Nov. 22, 2016
On today’s episode, Professor Paul Ohm of Georgetown Law joins student attorney Andrew Manley for a conversation about policy making, privacy, and how to not win your fantasy league using Python. Music of the show is provided by Gino and the Goons: Opening Theme: Troubles Sign off music: On My Way Licensed under a Creative Commons Attribution-NonCommercial-NoDerivatives 4.0 International license.
Nov. 7, 2016
On today’s episode, 2L Andrew Manley talks to Bryan Tramont of Wilkinson Barker Knauer. Topics include the role of media and agencies in an increasingly political climate, writing statutes for constantly evolving industries, and the FCC’s incentive auction.
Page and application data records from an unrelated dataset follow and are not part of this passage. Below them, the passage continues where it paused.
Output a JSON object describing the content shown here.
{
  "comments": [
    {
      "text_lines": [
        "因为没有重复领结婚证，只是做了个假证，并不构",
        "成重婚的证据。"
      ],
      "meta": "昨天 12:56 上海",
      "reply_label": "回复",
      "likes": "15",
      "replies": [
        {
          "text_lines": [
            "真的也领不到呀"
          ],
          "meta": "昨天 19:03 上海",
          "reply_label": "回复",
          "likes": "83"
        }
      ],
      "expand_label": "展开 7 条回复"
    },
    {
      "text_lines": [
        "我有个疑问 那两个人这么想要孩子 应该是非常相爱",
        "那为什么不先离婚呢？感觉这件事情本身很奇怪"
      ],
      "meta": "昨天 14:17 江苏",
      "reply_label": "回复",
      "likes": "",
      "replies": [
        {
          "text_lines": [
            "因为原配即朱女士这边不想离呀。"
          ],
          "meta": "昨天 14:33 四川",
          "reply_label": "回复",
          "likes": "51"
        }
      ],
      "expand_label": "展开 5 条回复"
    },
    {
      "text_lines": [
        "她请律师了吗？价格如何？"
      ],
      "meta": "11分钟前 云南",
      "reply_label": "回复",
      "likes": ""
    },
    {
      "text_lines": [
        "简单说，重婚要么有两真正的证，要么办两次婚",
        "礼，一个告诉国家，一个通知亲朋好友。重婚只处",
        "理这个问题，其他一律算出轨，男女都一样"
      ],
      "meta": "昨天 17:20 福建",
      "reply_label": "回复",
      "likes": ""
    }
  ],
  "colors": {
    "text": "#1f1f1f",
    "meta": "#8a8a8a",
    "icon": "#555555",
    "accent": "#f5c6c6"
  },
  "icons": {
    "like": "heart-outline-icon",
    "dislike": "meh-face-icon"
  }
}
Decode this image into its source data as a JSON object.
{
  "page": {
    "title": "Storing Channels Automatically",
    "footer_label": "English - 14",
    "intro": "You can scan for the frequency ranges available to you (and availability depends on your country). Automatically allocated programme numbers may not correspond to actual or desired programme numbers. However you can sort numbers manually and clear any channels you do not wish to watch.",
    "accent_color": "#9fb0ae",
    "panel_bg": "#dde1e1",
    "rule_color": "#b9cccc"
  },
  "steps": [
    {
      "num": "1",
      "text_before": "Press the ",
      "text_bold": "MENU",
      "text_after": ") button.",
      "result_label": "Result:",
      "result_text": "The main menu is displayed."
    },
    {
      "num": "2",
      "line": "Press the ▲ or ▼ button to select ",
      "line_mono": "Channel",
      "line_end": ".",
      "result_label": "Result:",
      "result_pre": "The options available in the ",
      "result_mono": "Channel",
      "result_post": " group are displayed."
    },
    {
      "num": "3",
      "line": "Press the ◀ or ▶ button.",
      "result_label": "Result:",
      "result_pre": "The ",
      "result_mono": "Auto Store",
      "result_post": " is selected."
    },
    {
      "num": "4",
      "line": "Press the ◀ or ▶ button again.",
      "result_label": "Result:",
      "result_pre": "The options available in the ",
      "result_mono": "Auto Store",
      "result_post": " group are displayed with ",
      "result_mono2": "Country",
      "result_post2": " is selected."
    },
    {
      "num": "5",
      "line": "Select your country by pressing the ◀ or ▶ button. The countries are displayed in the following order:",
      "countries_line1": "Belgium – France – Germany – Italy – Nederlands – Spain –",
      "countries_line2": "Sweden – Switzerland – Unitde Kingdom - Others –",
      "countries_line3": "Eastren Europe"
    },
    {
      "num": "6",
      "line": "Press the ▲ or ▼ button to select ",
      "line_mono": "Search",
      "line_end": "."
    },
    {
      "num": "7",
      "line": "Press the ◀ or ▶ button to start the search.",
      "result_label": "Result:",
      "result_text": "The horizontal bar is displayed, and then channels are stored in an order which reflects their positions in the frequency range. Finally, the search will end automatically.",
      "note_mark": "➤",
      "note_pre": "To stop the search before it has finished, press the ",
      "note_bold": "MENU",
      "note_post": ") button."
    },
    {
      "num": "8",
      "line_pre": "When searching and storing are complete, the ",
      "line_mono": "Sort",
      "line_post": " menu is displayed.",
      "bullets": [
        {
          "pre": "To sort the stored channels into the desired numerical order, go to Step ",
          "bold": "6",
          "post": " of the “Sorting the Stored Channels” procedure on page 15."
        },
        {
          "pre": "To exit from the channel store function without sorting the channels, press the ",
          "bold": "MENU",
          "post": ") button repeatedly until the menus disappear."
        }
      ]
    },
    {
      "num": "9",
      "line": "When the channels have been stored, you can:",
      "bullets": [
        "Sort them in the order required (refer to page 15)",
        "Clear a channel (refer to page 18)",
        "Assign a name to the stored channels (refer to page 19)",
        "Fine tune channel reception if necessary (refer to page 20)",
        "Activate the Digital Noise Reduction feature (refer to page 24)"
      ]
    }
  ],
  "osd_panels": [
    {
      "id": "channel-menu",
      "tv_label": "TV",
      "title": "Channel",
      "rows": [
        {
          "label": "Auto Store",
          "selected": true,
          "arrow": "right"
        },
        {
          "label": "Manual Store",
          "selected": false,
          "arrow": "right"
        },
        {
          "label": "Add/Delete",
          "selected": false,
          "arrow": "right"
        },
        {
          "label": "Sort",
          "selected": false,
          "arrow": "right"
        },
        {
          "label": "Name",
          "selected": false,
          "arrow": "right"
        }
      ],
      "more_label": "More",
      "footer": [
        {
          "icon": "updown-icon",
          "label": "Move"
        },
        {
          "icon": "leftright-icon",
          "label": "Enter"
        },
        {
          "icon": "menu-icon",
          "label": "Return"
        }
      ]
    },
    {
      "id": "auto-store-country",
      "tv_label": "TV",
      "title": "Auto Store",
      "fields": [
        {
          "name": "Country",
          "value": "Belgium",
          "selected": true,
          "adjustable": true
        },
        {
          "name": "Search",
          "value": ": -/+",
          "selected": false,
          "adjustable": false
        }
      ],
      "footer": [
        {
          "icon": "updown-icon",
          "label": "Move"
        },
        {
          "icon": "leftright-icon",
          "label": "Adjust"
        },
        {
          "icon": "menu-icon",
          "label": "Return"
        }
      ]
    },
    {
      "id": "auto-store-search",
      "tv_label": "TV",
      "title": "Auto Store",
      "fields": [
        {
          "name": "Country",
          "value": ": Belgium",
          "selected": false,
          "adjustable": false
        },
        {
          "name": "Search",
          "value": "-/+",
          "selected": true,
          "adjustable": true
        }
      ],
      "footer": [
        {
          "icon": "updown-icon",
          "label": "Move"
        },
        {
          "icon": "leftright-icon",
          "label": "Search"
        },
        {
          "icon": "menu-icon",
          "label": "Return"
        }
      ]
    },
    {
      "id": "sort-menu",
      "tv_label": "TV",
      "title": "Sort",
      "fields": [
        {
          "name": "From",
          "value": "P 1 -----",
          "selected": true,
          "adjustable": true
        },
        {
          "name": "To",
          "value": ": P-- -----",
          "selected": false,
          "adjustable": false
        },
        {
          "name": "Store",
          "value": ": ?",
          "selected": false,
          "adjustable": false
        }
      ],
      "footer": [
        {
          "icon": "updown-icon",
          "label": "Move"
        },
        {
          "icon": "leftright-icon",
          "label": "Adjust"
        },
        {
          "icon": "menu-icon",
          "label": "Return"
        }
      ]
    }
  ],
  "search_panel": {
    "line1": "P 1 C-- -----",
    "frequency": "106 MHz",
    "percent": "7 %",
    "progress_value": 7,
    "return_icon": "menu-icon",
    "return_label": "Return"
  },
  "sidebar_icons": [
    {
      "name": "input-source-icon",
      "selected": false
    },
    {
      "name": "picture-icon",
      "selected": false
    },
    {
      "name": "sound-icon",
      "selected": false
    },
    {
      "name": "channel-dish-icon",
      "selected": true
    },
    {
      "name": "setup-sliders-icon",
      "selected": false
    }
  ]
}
Music of the show is provided by Gino and the Goons: Opening Theme: Troubles Sign off music: On My Way Licensed under a Creative Commons Attribution-NonCommercial-NoDerivatives 4.0 International license.